__PROMPT__. Go through the data below line by line and count those containing the word "likes". Reply with the count only.

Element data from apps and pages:
+ + + + +

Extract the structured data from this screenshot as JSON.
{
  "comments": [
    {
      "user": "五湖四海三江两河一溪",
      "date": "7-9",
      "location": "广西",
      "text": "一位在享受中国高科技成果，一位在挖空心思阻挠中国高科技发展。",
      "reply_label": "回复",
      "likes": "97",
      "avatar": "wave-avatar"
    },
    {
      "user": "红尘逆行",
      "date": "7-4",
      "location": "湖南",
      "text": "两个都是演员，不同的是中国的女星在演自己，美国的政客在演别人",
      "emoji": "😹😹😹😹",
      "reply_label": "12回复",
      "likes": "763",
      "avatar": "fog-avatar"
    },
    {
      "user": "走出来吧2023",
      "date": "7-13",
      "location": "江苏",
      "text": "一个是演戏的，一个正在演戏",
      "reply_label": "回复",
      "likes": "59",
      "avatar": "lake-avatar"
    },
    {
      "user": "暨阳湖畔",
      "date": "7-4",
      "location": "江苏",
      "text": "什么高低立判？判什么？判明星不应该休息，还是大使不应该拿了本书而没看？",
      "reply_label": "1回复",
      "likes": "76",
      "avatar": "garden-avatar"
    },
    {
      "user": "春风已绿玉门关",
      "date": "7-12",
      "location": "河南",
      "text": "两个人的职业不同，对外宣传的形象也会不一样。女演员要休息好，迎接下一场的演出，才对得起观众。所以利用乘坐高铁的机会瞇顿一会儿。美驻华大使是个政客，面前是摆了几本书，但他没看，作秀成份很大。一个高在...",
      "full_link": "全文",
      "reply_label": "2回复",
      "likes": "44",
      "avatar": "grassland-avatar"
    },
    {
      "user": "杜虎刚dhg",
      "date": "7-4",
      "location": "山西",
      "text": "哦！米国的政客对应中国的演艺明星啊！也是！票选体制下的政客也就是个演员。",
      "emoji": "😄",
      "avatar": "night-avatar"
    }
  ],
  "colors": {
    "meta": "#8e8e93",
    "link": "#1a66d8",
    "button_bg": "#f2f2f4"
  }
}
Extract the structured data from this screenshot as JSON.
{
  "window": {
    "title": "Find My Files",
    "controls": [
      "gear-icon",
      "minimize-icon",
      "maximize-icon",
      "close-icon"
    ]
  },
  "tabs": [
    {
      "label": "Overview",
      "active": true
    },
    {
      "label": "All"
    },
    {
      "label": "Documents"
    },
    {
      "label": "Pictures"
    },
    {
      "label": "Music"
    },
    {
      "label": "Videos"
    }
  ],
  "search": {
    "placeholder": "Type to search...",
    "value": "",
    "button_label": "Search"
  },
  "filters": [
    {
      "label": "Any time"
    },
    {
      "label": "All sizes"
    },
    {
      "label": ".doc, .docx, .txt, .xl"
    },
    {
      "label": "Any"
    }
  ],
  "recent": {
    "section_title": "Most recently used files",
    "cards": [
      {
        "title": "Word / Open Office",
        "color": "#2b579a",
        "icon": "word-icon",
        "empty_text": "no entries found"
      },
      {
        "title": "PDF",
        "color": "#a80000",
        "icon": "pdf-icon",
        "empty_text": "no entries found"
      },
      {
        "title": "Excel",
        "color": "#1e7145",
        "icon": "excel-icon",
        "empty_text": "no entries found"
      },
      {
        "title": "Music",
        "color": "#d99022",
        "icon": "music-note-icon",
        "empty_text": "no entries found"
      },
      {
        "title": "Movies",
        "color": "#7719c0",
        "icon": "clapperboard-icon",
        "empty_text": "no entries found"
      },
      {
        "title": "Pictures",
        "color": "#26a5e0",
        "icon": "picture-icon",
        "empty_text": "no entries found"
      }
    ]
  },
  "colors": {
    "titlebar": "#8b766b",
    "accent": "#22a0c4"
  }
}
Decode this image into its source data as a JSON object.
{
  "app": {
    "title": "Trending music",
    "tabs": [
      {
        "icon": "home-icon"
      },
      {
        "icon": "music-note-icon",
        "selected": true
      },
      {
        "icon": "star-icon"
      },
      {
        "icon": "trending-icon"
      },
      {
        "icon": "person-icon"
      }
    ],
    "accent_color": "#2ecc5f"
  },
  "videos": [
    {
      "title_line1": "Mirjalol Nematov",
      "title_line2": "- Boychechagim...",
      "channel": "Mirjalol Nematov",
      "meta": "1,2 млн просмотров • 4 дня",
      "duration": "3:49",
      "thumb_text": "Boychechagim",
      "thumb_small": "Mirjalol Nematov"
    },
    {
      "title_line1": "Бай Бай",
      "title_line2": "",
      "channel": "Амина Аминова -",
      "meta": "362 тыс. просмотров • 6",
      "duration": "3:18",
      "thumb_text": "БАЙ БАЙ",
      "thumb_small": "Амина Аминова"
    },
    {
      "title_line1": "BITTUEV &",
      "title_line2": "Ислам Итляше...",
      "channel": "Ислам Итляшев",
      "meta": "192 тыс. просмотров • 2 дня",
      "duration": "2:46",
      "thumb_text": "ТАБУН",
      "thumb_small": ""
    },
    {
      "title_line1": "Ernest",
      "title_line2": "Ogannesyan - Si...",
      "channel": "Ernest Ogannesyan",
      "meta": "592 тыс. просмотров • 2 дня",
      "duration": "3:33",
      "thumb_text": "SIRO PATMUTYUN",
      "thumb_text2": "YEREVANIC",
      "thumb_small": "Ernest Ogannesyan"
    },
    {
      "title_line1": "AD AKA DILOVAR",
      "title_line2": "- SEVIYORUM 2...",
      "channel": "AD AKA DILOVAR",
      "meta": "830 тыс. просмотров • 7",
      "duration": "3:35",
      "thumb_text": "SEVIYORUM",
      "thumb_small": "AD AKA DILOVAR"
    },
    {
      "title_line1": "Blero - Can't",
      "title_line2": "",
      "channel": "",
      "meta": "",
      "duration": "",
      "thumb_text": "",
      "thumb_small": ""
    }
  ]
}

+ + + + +

__RESULT OF THIS EXERCISE__. 5